== Records for the task

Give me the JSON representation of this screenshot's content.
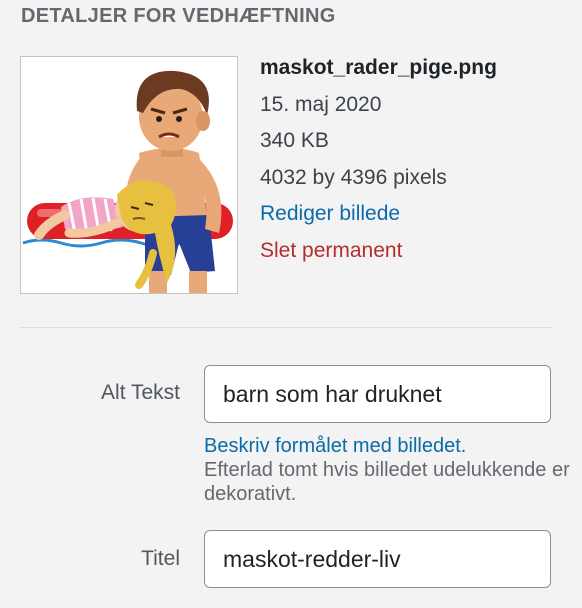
{
  "section": {
    "title": "DETALJER FOR VEDHÆFTNING"
  },
  "attachment": {
    "filename": "maskot_rader_pige.png",
    "date": "15. maj 2020",
    "size": "340 KB",
    "dimensions": "4032 by 4396 pixels",
    "edit_link": "Rediger billede",
    "delete_link": "Slet permanent"
  },
  "fields": {
    "alt": {
      "label": "Alt Tekst",
      "value": "barn som har druknet"
    },
    "alt_help": {
      "link": "Beskriv formålet med billedet.",
      "text": "Efterlad tomt hvis billedet udelukkende er dekorativt."
    },
    "title": {
      "label": "Titel",
      "value": "maskot-redder-liv"
    }
  },
  "colors": {
    "link": "#0a6ba8",
    "delete": "#b32d2e",
    "background": "#f3f3f4"
  }
}
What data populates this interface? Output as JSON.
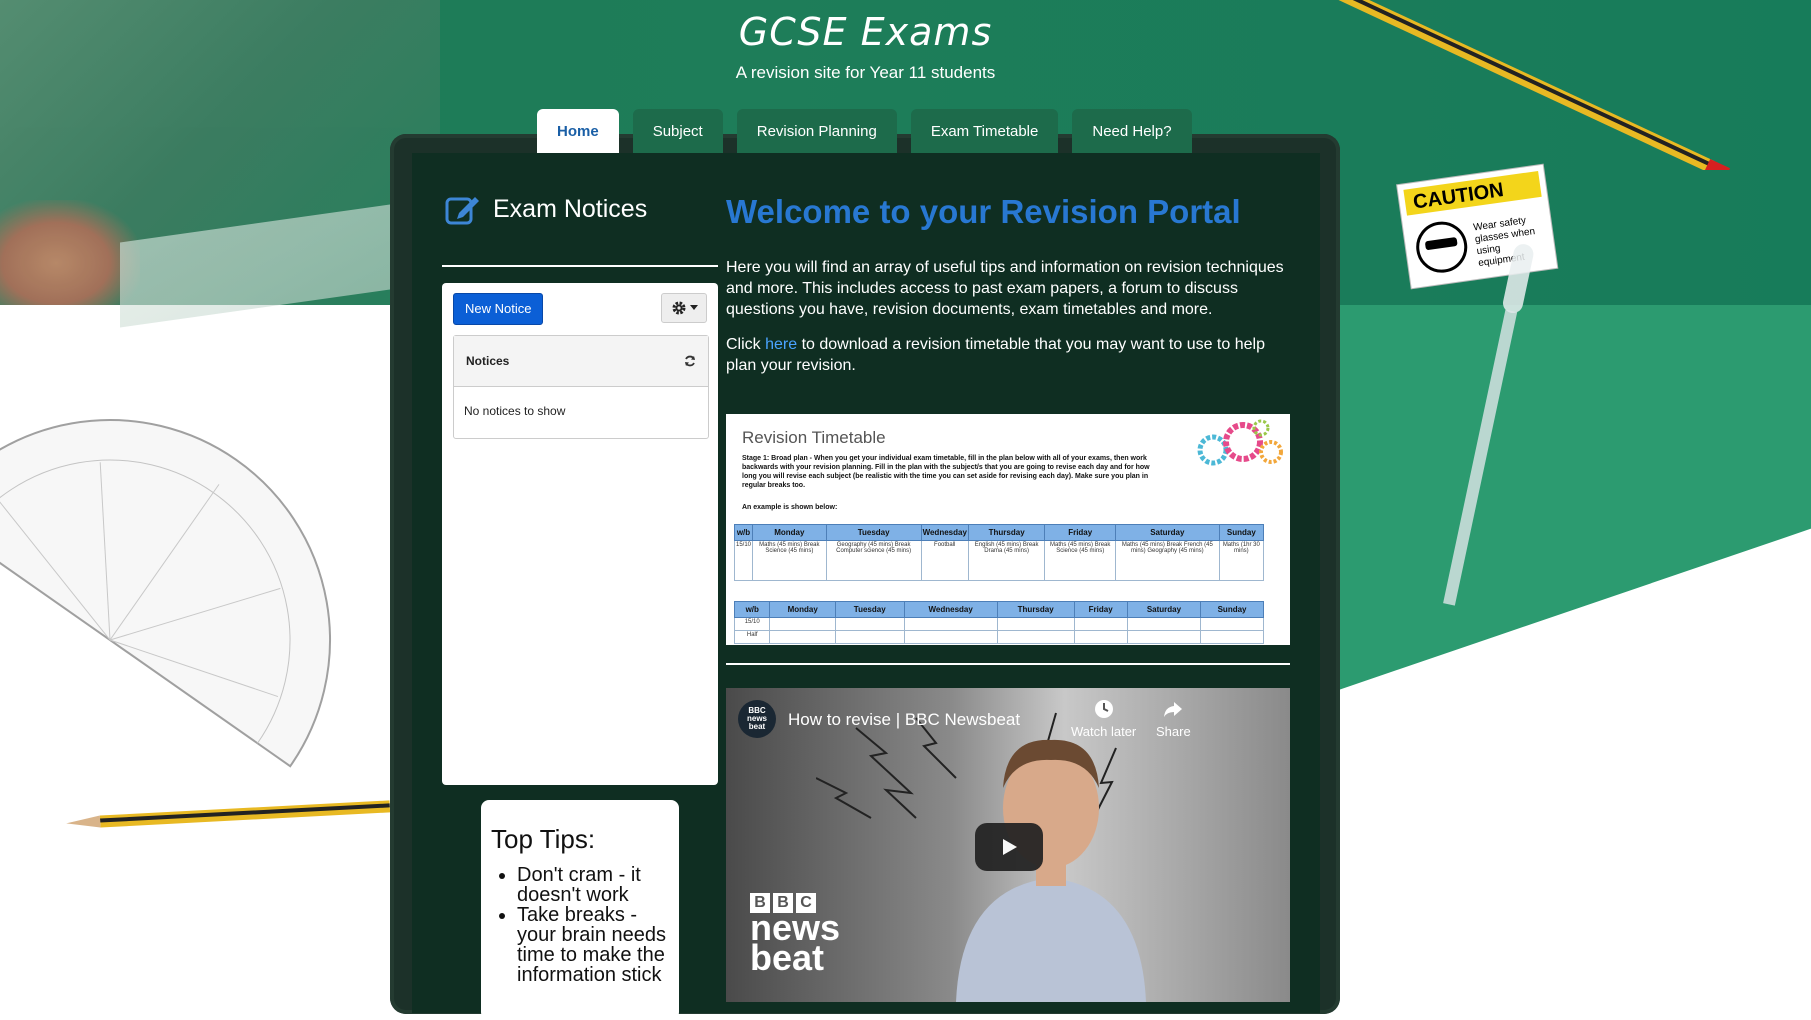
{
  "header": {
    "title": "GCSE Exams",
    "subtitle": "A revision site for Year 11 students"
  },
  "nav": {
    "tabs": [
      "Home",
      "Subject",
      "Revision Planning",
      "Exam Timetable",
      "Need Help?"
    ],
    "active": "Home"
  },
  "notices": {
    "heading": "Exam Notices",
    "new_button": "New Notice",
    "panel_title": "Notices",
    "empty_text": "No notices to show"
  },
  "tips": {
    "heading": "Top Tips:",
    "items": [
      "Don't cram - it doesn't work",
      "Take breaks - your brain needs time to make the information stick"
    ]
  },
  "welcome": {
    "heading": "Welcome to your Revision Portal",
    "para1": "Here you will find an array of useful tips and information on revision techniques and more. This includes access to past exam papers, a  forum to discuss questions you have, revision documents, exam timetables and more.",
    "para2_before": "Click ",
    "para2_link": "here",
    "para2_after": " to download a revision timetable that you may want to use to help plan your revision."
  },
  "timetable": {
    "title": "Revision Timetable",
    "text": "Stage 1: Broad plan - When you get your individual exam timetable, fill in the plan below with all of your exams, then work backwards with your revision planning. Fill in the plan with the subject/s that you are going to revise each day and for how long you will revise each subject (be realistic with the time you can set aside for revising each day). Make sure you plan in regular breaks too.",
    "example_label": "An example is shown below:",
    "headers": [
      "w/b",
      "Monday",
      "Tuesday",
      "Wednesday",
      "Thursday",
      "Friday",
      "Saturday",
      "Sunday"
    ],
    "example_row": [
      "15/10",
      "Maths (45 mins) Break Science (45 mins)",
      "Geography (45 mins) Break Computer science (45 mins)",
      "Football",
      "English (45 mins) Break Drama (45 mins)",
      "Maths (45 mins) Break Science (45 mins)",
      "Maths (45 mins) Break French (45 mins) Geography (45 mins)",
      "Maths (1hr 30 mins)"
    ],
    "blank_rows": [
      "15/10",
      "Half"
    ]
  },
  "video": {
    "channel": "BBC news beat",
    "title": "How to revise | BBC Newsbeat",
    "watch_later": "Watch later",
    "share": "Share",
    "brand_word1": "news",
    "brand_word2": "beat"
  },
  "decor": {
    "caution": "CAUTION",
    "caution_text": "Wear safety glasses when using equipment"
  },
  "colors": {
    "green": "#1e7d59",
    "board": "#0f2e22",
    "accent_blue": "#2878d2",
    "button_blue": "#0b5fd6"
  }
}
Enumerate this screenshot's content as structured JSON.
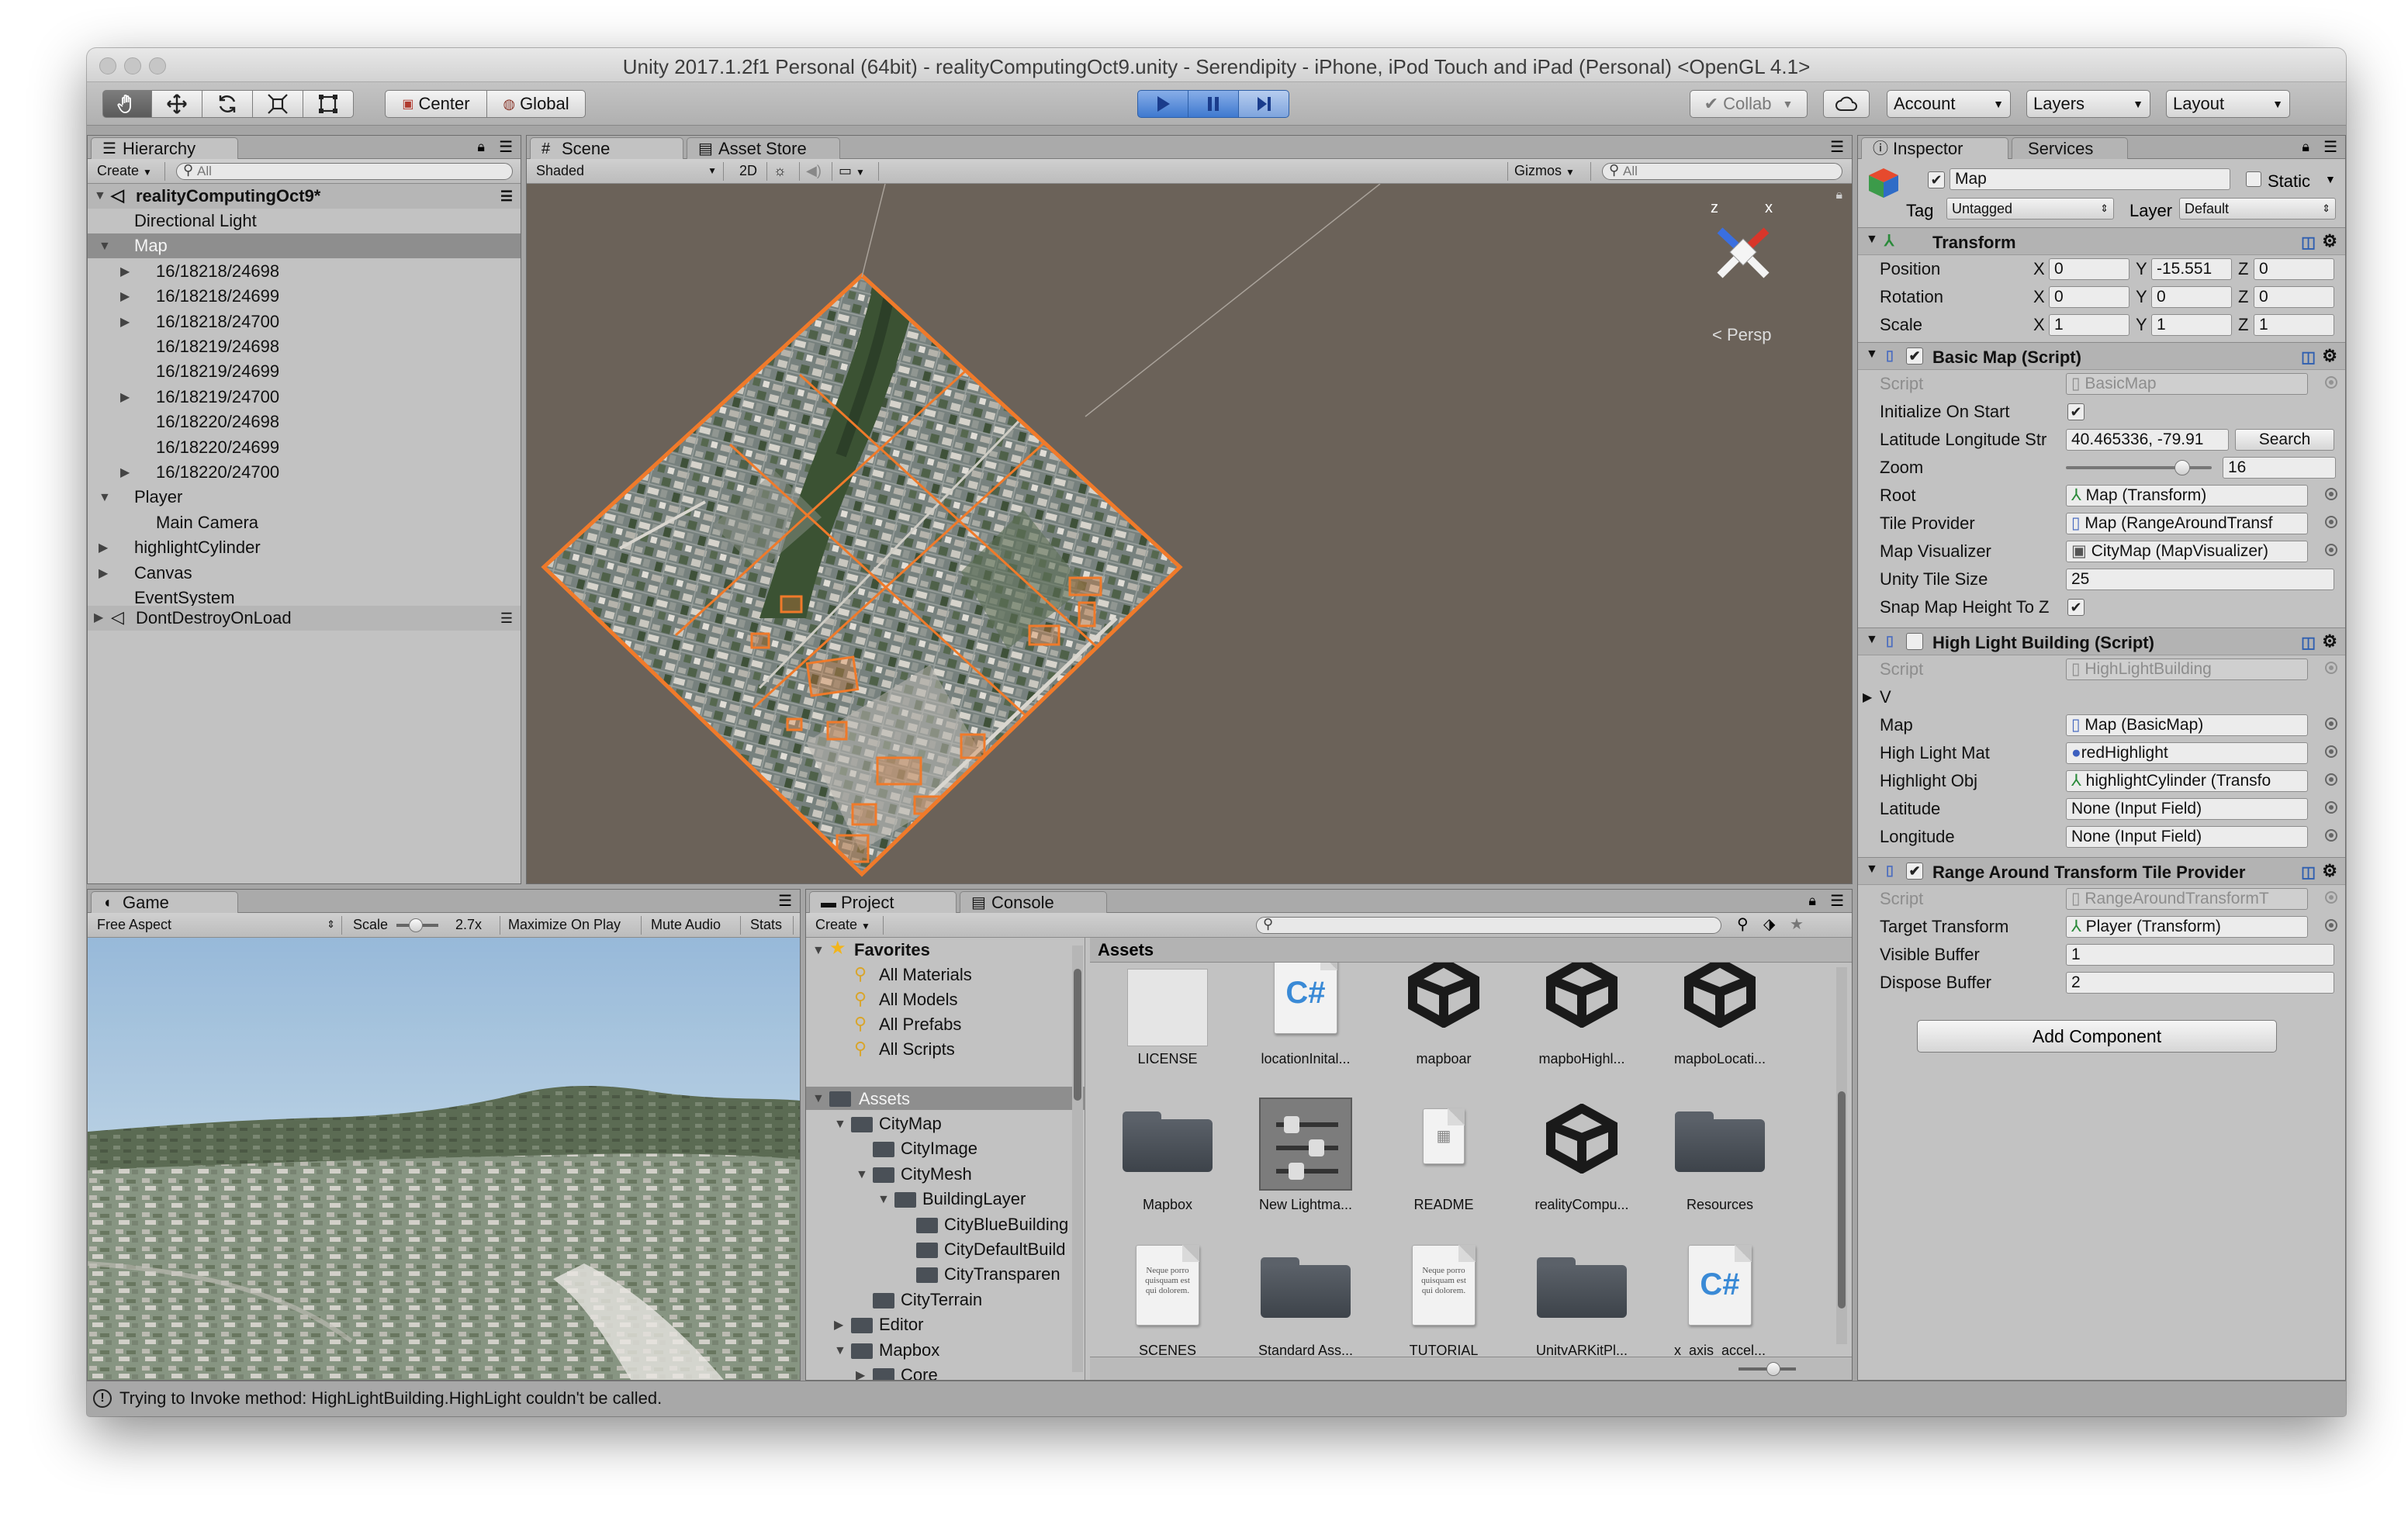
{
  "window": {
    "title": "Unity 2017.1.2f1 Personal (64bit) - realityComputingOct9.unity - Serendipity - iPhone, iPod Touch and iPad (Personal) <OpenGL 4.1>"
  },
  "toolbar": {
    "pivot_label": "Center",
    "rotation_label": "Global",
    "collab_label": "Collab",
    "account_label": "Account",
    "layers_label": "Layers",
    "layout_label": "Layout"
  },
  "hierarchy": {
    "tab_label": "Hierarchy",
    "create_label": "Create",
    "search_placeholder": "All",
    "scene_name": "realityComputingOct9*",
    "items": [
      {
        "label": "Directional Light"
      },
      {
        "label": "Map"
      },
      {
        "label": "16/18218/24698"
      },
      {
        "label": "16/18218/24699"
      },
      {
        "label": "16/18218/24700"
      },
      {
        "label": "16/18219/24698"
      },
      {
        "label": "16/18219/24699"
      },
      {
        "label": "16/18219/24700"
      },
      {
        "label": "16/18220/24698"
      },
      {
        "label": "16/18220/24699"
      },
      {
        "label": "16/18220/24700"
      },
      {
        "label": "Player"
      },
      {
        "label": "Main Camera"
      },
      {
        "label": "highlightCylinder"
      },
      {
        "label": "Canvas"
      },
      {
        "label": "EventSystem"
      }
    ],
    "ddol_label": "DontDestroyOnLoad"
  },
  "scene": {
    "tab_label": "Scene",
    "asset_store_label": "Asset Store",
    "shading_label": "Shaded",
    "mode_2d": "2D",
    "gizmos_label": "Gizmos",
    "search_placeholder": "All",
    "gizmo_x": "x",
    "gizmo_z": "z",
    "persp_label": "Persp"
  },
  "game": {
    "tab_label": "Game",
    "aspect_label": "Free Aspect",
    "scale_label": "Scale",
    "scale_value": "2.7x",
    "maximize_label": "Maximize On Play",
    "mute_label": "Mute Audio",
    "stats_label": "Stats"
  },
  "project": {
    "tab_label": "Project",
    "console_tab_label": "Console",
    "create_label": "Create",
    "favorites_label": "Favorites",
    "favorites": [
      "All Materials",
      "All Models",
      "All Prefabs",
      "All Scripts"
    ],
    "assets_label": "Assets",
    "tree": [
      "CityMap",
      "CityImage",
      "CityMesh",
      "BuildingLayer",
      "CityBlueBuilding",
      "CityDefaultBuild",
      "CityTransparen",
      "CityTerrain",
      "Editor",
      "Mapbox",
      "Core"
    ],
    "assets_header": "Assets",
    "assets": [
      {
        "label": "LICENSE",
        "kind": "doc"
      },
      {
        "label": "locationInital...",
        "kind": "script"
      },
      {
        "label": "mapboar",
        "kind": "unity"
      },
      {
        "label": "mapboHighl...",
        "kind": "unity"
      },
      {
        "label": "mapboLocati...",
        "kind": "unity"
      },
      {
        "label": "Mapbox",
        "kind": "folder"
      },
      {
        "label": "New Lightma...",
        "kind": "lightmap"
      },
      {
        "label": "README",
        "kind": "readme"
      },
      {
        "label": "realityCompu...",
        "kind": "unity"
      },
      {
        "label": "Resources",
        "kind": "folder"
      },
      {
        "label": "SCENES",
        "kind": "text"
      },
      {
        "label": "Standard Ass...",
        "kind": "folder"
      },
      {
        "label": "TUTORIAL",
        "kind": "text"
      },
      {
        "label": "UnityARKitPl...",
        "kind": "folder"
      },
      {
        "label": "x_axis_accel...",
        "kind": "script"
      }
    ],
    "doc_preview_text": "Neque porro quisquam est qui dolorem."
  },
  "inspector": {
    "tab_label": "Inspector",
    "services_label": "Services",
    "object_name": "Map",
    "static_label": "Static",
    "tag_label": "Tag",
    "tag_value": "Untagged",
    "layer_label": "Layer",
    "layer_value": "Default",
    "transform": {
      "title": "Transform",
      "position_label": "Position",
      "position": [
        "0",
        "-15.551",
        "0"
      ],
      "rotation_label": "Rotation",
      "rotation": [
        "0",
        "0",
        "0"
      ],
      "scale_label": "Scale",
      "scale": [
        "1",
        "1",
        "1"
      ],
      "axes": [
        "X",
        "Y",
        "Z"
      ]
    },
    "basic_map": {
      "title": "Basic Map (Script)",
      "script_label": "Script",
      "script_value": "BasicMap",
      "init_label": "Initialize On Start",
      "latlon_label": "Latitude Longitude Str",
      "latlon_value": "40.465336, -79.91",
      "search_label": "Search",
      "zoom_label": "Zoom",
      "zoom_value": "16",
      "zoom_slider": 0.8,
      "root_label": "Root",
      "root_value": "Map (Transform)",
      "tile_label": "Tile Provider",
      "tile_value": "Map (RangeAroundTransf",
      "vis_label": "Map Visualizer",
      "vis_value": "CityMap (MapVisualizer)",
      "tile_size_label": "Unity Tile Size",
      "tile_size_value": "25",
      "snap_label": "Snap Map Height To Z"
    },
    "highlight": {
      "title": "High Light Building (Script)",
      "script_label": "Script",
      "script_value": "HighLightBuilding",
      "v_label": "V",
      "map_label": "Map",
      "map_value": "Map (BasicMap)",
      "mat_label": "High Light Mat",
      "mat_value": "redHighlight",
      "obj_label": "Highlight Obj",
      "obj_value": "highlightCylinder (Transfo",
      "lat_label": "Latitude",
      "lat_value": "None (Input Field)",
      "lon_label": "Longitude",
      "lon_value": "None (Input Field)"
    },
    "range": {
      "title": "Range Around Transform Tile Provider",
      "script_label": "Script",
      "script_value": "RangeAroundTransformT",
      "target_label": "Target Transform",
      "target_value": "Player (Transform)",
      "visible_label": "Visible Buffer",
      "visible_value": "1",
      "dispose_label": "Dispose Buffer",
      "dispose_value": "2"
    },
    "add_component_label": "Add Component"
  },
  "status": {
    "message": "Trying to Invoke method: HighLightBuilding.HighLight couldn't be called."
  },
  "colors": {
    "play_blue": "#3e79cf",
    "tile_outline": "#f07a2a",
    "scene_bg": "#6b6259"
  }
}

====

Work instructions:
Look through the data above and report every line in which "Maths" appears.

Solution:
      "Maths (45 mins) Break Science (45 mins)",
      "Maths (45 mins) Break Science (45 mins)",
      "Maths (45 mins) Break French (45 mins) Geography (45 mins)",
      "Maths (1hr 30 mins)"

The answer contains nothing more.